(Beginning of INPUT)
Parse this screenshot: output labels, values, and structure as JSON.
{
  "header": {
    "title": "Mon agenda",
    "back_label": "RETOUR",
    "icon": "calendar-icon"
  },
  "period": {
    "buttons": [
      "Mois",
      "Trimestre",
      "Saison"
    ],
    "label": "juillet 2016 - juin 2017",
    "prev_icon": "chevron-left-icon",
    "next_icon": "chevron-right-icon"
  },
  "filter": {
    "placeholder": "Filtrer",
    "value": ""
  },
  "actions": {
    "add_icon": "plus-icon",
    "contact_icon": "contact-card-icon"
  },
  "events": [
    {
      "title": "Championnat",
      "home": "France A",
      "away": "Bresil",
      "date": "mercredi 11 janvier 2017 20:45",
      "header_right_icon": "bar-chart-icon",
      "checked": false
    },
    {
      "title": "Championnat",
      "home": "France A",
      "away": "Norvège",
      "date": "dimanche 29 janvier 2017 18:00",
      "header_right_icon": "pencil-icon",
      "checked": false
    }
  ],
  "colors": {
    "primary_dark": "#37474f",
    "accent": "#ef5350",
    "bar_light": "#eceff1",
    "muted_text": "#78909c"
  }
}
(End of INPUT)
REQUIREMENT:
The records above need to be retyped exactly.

ANSWER TO THIS PROBLEM:
Parse this screenshot: output labels, values, and structure as JSON.
{
  "header": {
    "title": "Mon agenda",
    "back_label": "RETOUR",
    "icon": "calendar-icon"
  },
  "period": {
    "buttons": [
      "Mois",
      "Trimestre",
      "Saison"
    ],
    "label": "juillet 2016 - juin 2017",
    "prev_icon": "chevron-left-icon",
    "next_icon": "chevron-right-icon"
  },
  "filter": {
    "placeholder": "Filtrer",
    "value": ""
  },
  "actions": {
    "add_icon": "plus-icon",
    "contact_icon": "contact-card-icon"
  },
  "events": [
    {
      "title": "Championnat",
      "home": "France A",
      "away": "Bresil",
      "date": "mercredi 11 janvier 2017 20:45",
      "header_right_icon": "bar-chart-icon",
      "checked": false
    },
    {
      "title": "Championnat",
      "home": "France A",
      "away": "Norvège",
      "date": "dimanche 29 janvier 2017 18:00",
      "header_right_icon": "pencil-icon",
      "checked": false
    }
  ],
  "colors": {
    "primary_dark": "#37474f",
    "accent": "#ef5350",
    "bar_light": "#eceff1",
    "muted_text": "#78909c"
  }
}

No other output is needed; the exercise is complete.